Image: The "Space Within" creative team. Front row, left to right: Melissa Tobar (scenic design), Jacob Nguyen (lighting design), Bella Pepke (audience interaction guide), Rebecca Larkin (audience member). Back row, left to right: Prawit Siriwat (electric guitar and electronics), Teerath Majumder (electronics and production), Spencer Toler (audience member), Steven Lewis (projection design), Matthew Nelson (tenor saxophone and electronics), Blake Harrison-Lane (live and documentation audio), JoVia Armstrong (percussion and electronics), Jiryis Murkus Ballan (documentation videography)

The thing is, Majumder explains, “most musical events actually involve more than those two people… there’s the lighting people, the production people, the people who are taking care of the technical aspects of sound, the composer, the performers, the audience…” all the people in equal and simultaneous participation, says Majumder, “is something often overlooked.”

Majumder’s dissertation concert will take place on the 13th and 14th of May in the Experimental Media Performance Lab (xMPL) Theatre, located in the Contemporary Arts Center.

“It’s going to be a concert of interactive music where the audience members will directly affect the sounds.

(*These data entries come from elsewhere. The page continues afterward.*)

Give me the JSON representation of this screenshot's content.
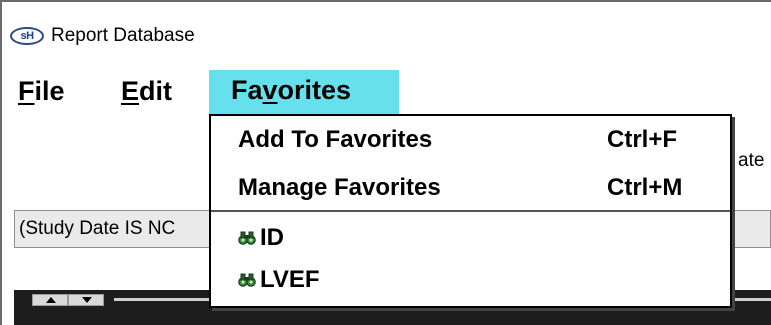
{
  "window": {
    "icon_text": "sH",
    "title": "Report Database"
  },
  "menubar": {
    "file_prefix": "",
    "file_hotkey": "F",
    "file_rest": "ile",
    "edit_hotkey": "E",
    "edit_rest": "dit",
    "favorites_pre": "Fa",
    "favorites_hotkey": "v",
    "favorites_post": "orites"
  },
  "background": {
    "partial_label": "ate",
    "query_text": "(Study Date IS NC"
  },
  "favorites_menu": {
    "add_label": "Add To Favorites",
    "add_shortcut": "Ctrl+F",
    "manage_label": "Manage Favorites",
    "manage_shortcut": "Ctrl+M",
    "items": [
      {
        "label": "ID",
        "icon": "binoculars-icon"
      },
      {
        "label": "LVEF",
        "icon": "binoculars-icon"
      }
    ]
  },
  "colors": {
    "menu_highlight": "#66e0ec",
    "dark_strip": "#1d1d1d"
  }
}
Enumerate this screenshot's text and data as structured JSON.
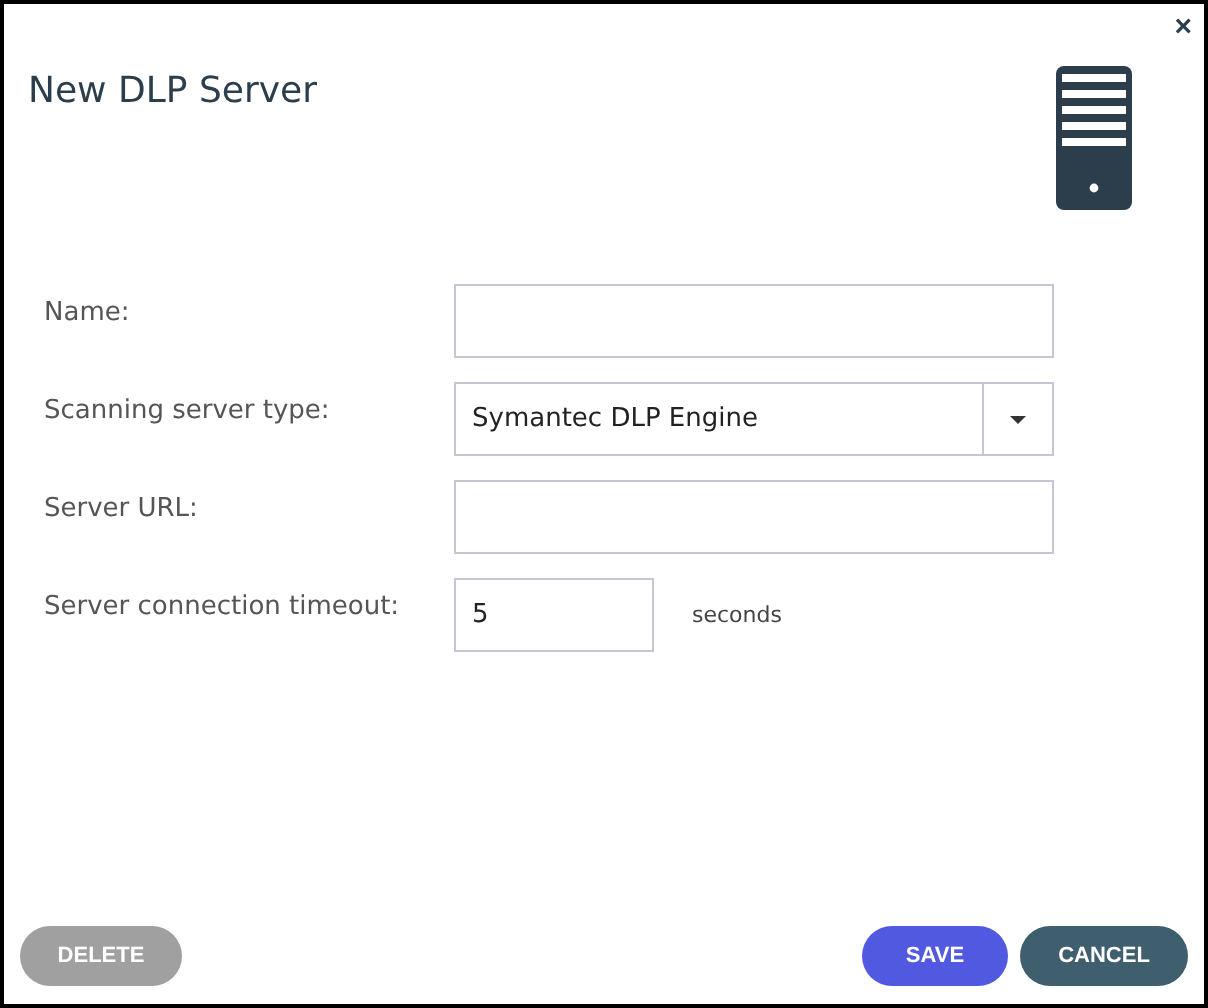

We’ve got some really wonderful people working on this: Melissa Tobar, sound design; Jacob Nguyen, lighting design; Steven Lewis, projection.” Performers include JoVia Armstrong, Matthew Nelson, Prawit Siriwat, and Majumder himself.

Lastly, you can listen to Majumder’s work at https://teerathm.bandcamp.com/, or any streaming service.

Join us on a journey of discovery leading up to #UCIGivingDay 2022 on May 18, as we highlight current faculty and students at CTSA and learn more about what the pandemic has taught them about adaptability and innovation as we emerge brighter! Follow us on social media @ctsa_ucirvine.

Mia Hammett is a second-year English major in the School of Humanities. 

Posted Date: 
Friday, May 13, 2022